*Information*:
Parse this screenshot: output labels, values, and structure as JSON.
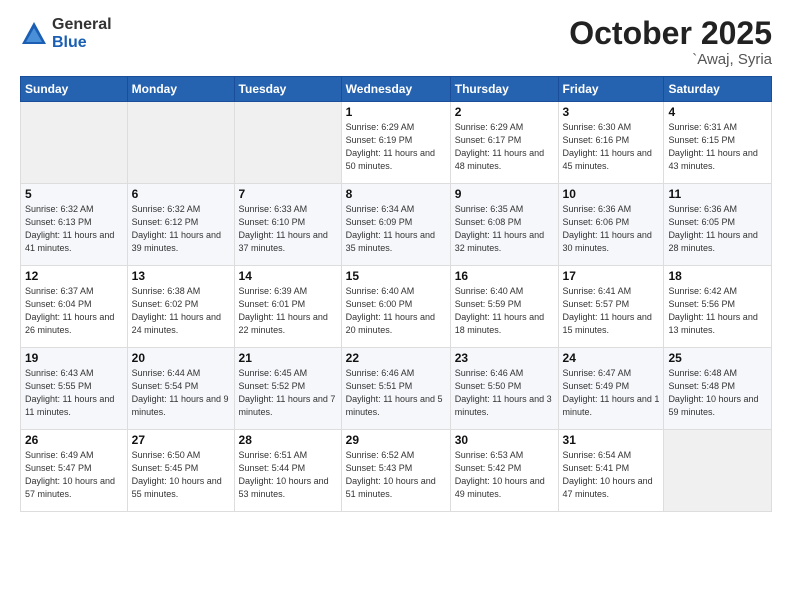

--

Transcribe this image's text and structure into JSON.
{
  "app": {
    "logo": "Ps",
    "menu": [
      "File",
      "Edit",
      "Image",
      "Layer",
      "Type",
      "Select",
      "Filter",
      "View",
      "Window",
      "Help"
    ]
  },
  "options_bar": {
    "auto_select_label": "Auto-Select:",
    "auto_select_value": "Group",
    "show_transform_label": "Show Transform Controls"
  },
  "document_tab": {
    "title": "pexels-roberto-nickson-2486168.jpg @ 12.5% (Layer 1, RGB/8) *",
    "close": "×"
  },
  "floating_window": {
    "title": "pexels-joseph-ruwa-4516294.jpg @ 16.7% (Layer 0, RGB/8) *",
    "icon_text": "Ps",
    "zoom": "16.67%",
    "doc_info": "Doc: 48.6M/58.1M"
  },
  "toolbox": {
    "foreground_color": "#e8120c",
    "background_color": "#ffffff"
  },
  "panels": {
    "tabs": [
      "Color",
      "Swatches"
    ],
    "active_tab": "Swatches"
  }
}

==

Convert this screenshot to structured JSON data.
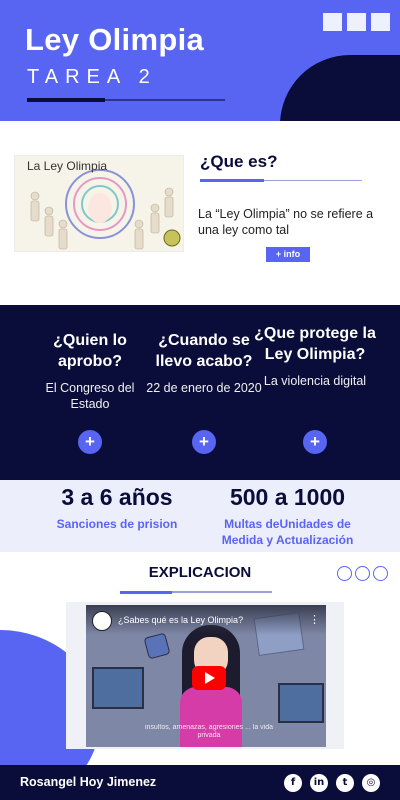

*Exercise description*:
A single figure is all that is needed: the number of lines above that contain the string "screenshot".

*Solution to the exercise*:
2